(Action item):
With the pictures left out, restate every entry word for word.

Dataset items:

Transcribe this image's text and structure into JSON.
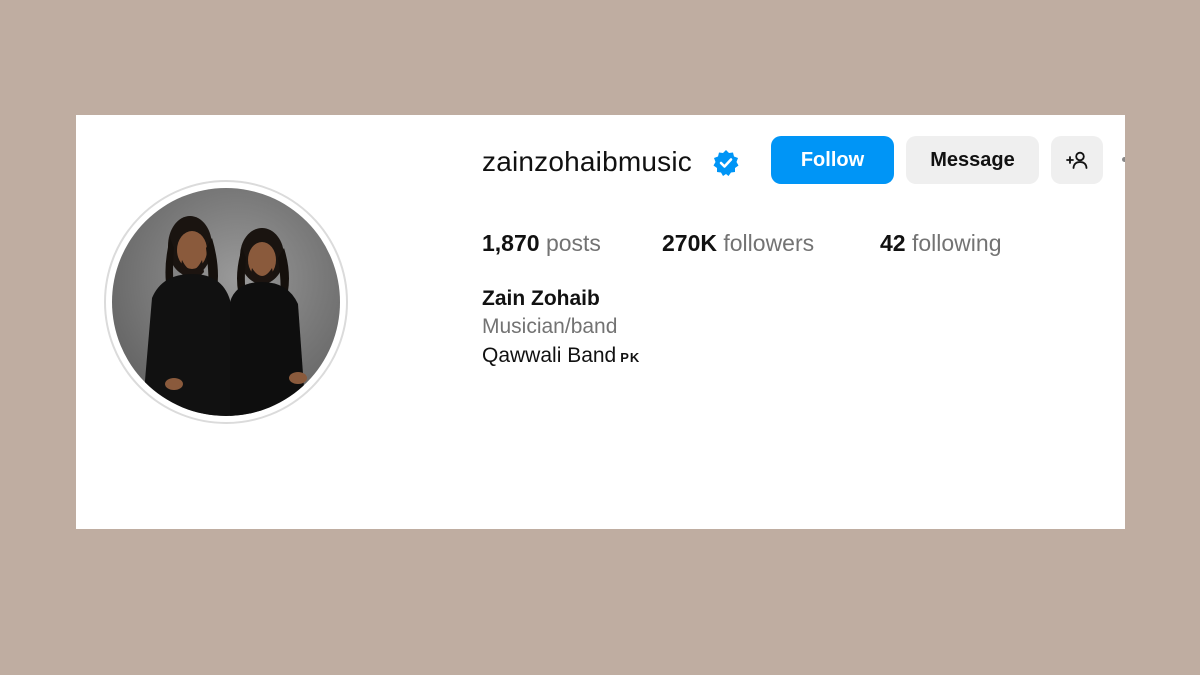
{
  "profile": {
    "username": "zainzohaibmusic",
    "verified": true,
    "verified_icon": "verified-badge-icon",
    "accent_color": "#0095f6",
    "avatar_alt": "profile-photo"
  },
  "actions": {
    "follow_label": "Follow",
    "message_label": "Message",
    "add_user_icon": "+☺"
  },
  "stats": {
    "posts_count": "1,870",
    "posts_label": "posts",
    "followers_count": "270K",
    "followers_label": "followers",
    "following_count": "42",
    "following_label": "following"
  },
  "bio": {
    "name": "Zain Zohaib",
    "category": "Musician/band",
    "text": "Qawwali Band",
    "flag": "PK"
  }
}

(Result):
Transcribe this image's text and structure into JSON.
{
  "profile": {
    "username": "zainzohaibmusic",
    "verified": true,
    "verified_icon": "verified-badge-icon",
    "accent_color": "#0095f6",
    "avatar_alt": "profile-photo"
  },
  "actions": {
    "follow_label": "Follow",
    "message_label": "Message",
    "add_user_icon": "+☺"
  },
  "stats": {
    "posts_count": "1,870",
    "posts_label": "posts",
    "followers_count": "270K",
    "followers_label": "followers",
    "following_count": "42",
    "following_label": "following"
  },
  "bio": {
    "name": "Zain Zohaib",
    "category": "Musician/band",
    "text": "Qawwali Band",
    "flag": "PK"
  }
}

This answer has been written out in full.